President Ronald Reagan had many nicknames, including “The Gipper,” “Ronnie,” “Dutch” and “The Jelly Bean Man,” after his most favorite candy. Yet perhaps his most well-known sobriquet was “The Great Communicator.” An actor prior to his career in public service, Reagan had a unique talent to convey his feelings clearly and speak as though he were talking to a friend, according to family and former associates.
In politics, particularly as it pertains to political management, perhaps nothing is more important than the ability to communicate. Public opinion research suggests as much, as success on the campaign trail, the debate stage and in office hinge on political communications. When mastered, the discipline can draw more supporters and result in a government official’s desired policies becoming law and affecting society at large.

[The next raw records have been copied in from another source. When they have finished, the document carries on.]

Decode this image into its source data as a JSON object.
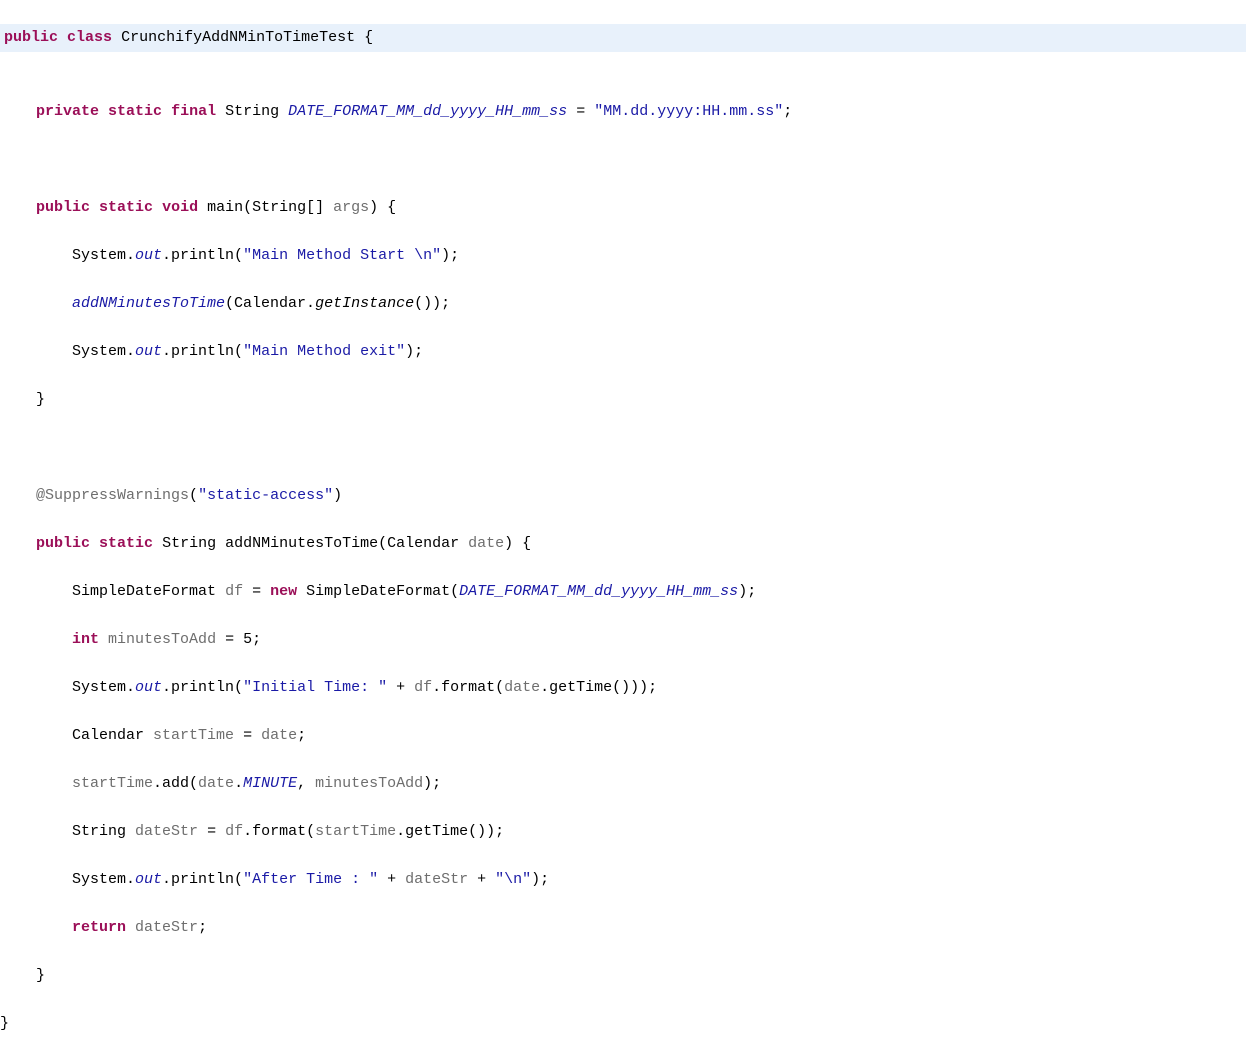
{
  "line1": {
    "kw_public": "public",
    "kw_class": "class",
    "classname": "CrunchifyAddNMinToTimeTest",
    "brace": "{"
  },
  "line3": {
    "kw_private": "private",
    "kw_static": "static",
    "kw_final": "final",
    "type": "String",
    "fieldname": "DATE_FORMAT_MM_dd_yyyy_HH_mm_ss",
    "eq": "=",
    "value": "\"MM.dd.yyyy:HH.mm.ss\"",
    "semi": ";"
  },
  "line5": {
    "kw_public": "public",
    "kw_static": "static",
    "kw_void": "void",
    "method": "main",
    "params": "(String[] ",
    "param_args": "args",
    "params_close": ") {"
  },
  "line6": {
    "system": "System.",
    "out": "out",
    "println": ".println(",
    "str": "\"Main Method Start \\n\"",
    "close": ");"
  },
  "line7": {
    "method": "addNMinutesToTime",
    "open": "(Calendar.",
    "getinstance": "getInstance",
    "close": "());"
  },
  "line8": {
    "system": "System.",
    "out": "out",
    "println": ".println(",
    "str": "\"Main Method exit\"",
    "close": ");"
  },
  "line9": {
    "brace": "}"
  },
  "line11": {
    "annotation": "@SuppressWarnings",
    "open": "(",
    "str": "\"static-access\"",
    "close": ")"
  },
  "line12": {
    "kw_public": "public",
    "kw_static": "static",
    "type": "String",
    "method": "addNMinutesToTime",
    "params": "(Calendar ",
    "param_date": "date",
    "params_close": ") {"
  },
  "line13": {
    "type": "SimpleDateFormat",
    "var": "df",
    "eq": " = ",
    "kw_new": "new",
    "ctor": " SimpleDateFormat(",
    "arg": "DATE_FORMAT_MM_dd_yyyy_HH_mm_ss",
    "close": ");"
  },
  "line14": {
    "kw_int": "int",
    "var": "minutesToAdd",
    "rest": " = 5;"
  },
  "line15": {
    "system": "System.",
    "out": "out",
    "println": ".println(",
    "str": "\"Initial Time: \"",
    "plus": " + ",
    "df": "df",
    "rest": ".format(",
    "date": "date",
    "rest2": ".getTime()));"
  },
  "line16": {
    "type": "Calendar",
    "var": "startTime",
    "eq": " = ",
    "date": "date",
    "semi": ";"
  },
  "line17": {
    "startTime": "startTime",
    "add": ".add(",
    "date": "date",
    "dot": ".",
    "minute": "MINUTE",
    "comma": ", ",
    "mta": "minutesToAdd",
    "close": ");"
  },
  "line18": {
    "type": "String",
    "var": "dateStr",
    "eq": " = ",
    "df": "df",
    "rest": ".format(",
    "startTime": "startTime",
    "rest2": ".getTime());"
  },
  "line19": {
    "system": "System.",
    "out": "out",
    "println": ".println(",
    "str": "\"After Time : \"",
    "plus1": " + ",
    "dateStr": "dateStr",
    "plus2": " + ",
    "nl": "\"\\n\"",
    "close": ");"
  },
  "line20": {
    "kw_return": "return",
    "var": "dateStr",
    "semi": ";"
  },
  "line21": {
    "brace": "}"
  },
  "line22": {
    "brace": "}"
  }
}
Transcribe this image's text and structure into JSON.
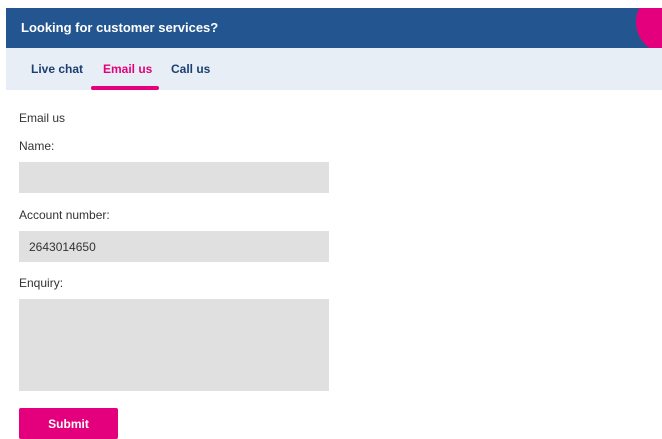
{
  "header": {
    "title": "Looking for customer services?"
  },
  "tabs": [
    {
      "label": "Live chat",
      "active": false
    },
    {
      "label": "Email us",
      "active": true
    },
    {
      "label": "Call us",
      "active": false
    }
  ],
  "form": {
    "heading": "Email us",
    "name_label": "Name:",
    "name_value": "",
    "account_label": "Account number:",
    "account_value": "2643014650",
    "enquiry_label": "Enquiry:",
    "enquiry_value": "",
    "submit_label": "Submit"
  },
  "colors": {
    "header_bg": "#235690",
    "accent": "#e4007c",
    "tab_strip_bg": "#e8eef5",
    "field_bg": "#e0e0e0"
  }
}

You can become more effective in political communications and its application in the political process with a master’s degree in political management from the Graduate School of Political Management at the George Washington University. The GSPM curriculum consists of a robust collection of three-credit courses as cohesive as they are comprehensive, helping students become more well-rounded in political science. From Principled Political Leadership in the Core Classes cluster to Grassroots Engagement in Advocacy Politics, just about every online course touches on political communications in some way and examines how its successful application can open doors from a standpoint of influence and ongoing development.
What is the purpose of political communications?
Before getting into the specifics of why a political communication strategy is intrinsic to high-functioning political institutions and indispensable to political campaigns, one must first understand its purpose. It comes down to influence, which, for many, defines the reason for being involved in politics on any level. If you want voters or colleagues to agree with your stance on an issue, you have to be able to explain your view succinctly and coherently. Whether by providing examples that can corroborate and further explain your point of view or carefully selecting the words to convey your message, influence and persuasion revolve around effective communication. It’s manifested in many different ways, including body language, rhetoric, listening, tone or the written word. Students will learn more about the what, why and how of political communications in Applied Political Communications, one of six core courses, each of which is worth three credits.
More outlets, more room for error
There’s never been an easier time to engage in the political process. Whether it’s through political advertising on social media outlets or holding town halls in libraries to field questions and concerns, candidates have many ways to relay their message. The breadth of options, however, makes it more difficult to master all of them, which increases room for error. For example, the rise in social media use on networks like Twitter, Facebook and Instagram make it more accessible for lawmakers and candidates to connect with constituencies directly rather than through the mass media. However, according to polling conducted by the Pew Research Center, nearly 46% of regular social media users describe themselves as “worn out” by the volume of political posts and debates they see on their timelines. Political campaigns must then walk a fine line between advocacy and maintain an online presence to gain a foothold into target demographics. Such strategies are discussed in greater length in Maximizing Social Media.
It’s impossible to please everyone at all times. Politicians on all sides of the ideological spectrum typically recognize as much. What is possible is providing clarity on a particular issue. In doing so, voters have more of an understanding of where political campaigns stand on the issues, which can help them form their own opinion.
Helps with building a coalition
There is strength in numbers. Just ask anyone who is involved in grassroots campaigns. To gain influence and get others behind a cause, bill or program, crystal clear communication is key. Students will gain insight into the techniques designed to build advocacy support in the online course Grassroots Engagement.
You can take politics out of communication, but you can’t take communication out of politics. With a Master’s in Political Management at GW, you’ll receive the intellectual preparation that can help you become a great communicator in your chosen profession, be it public affairs, consulting, mass media or virtually any other occupation involving people. Apply today.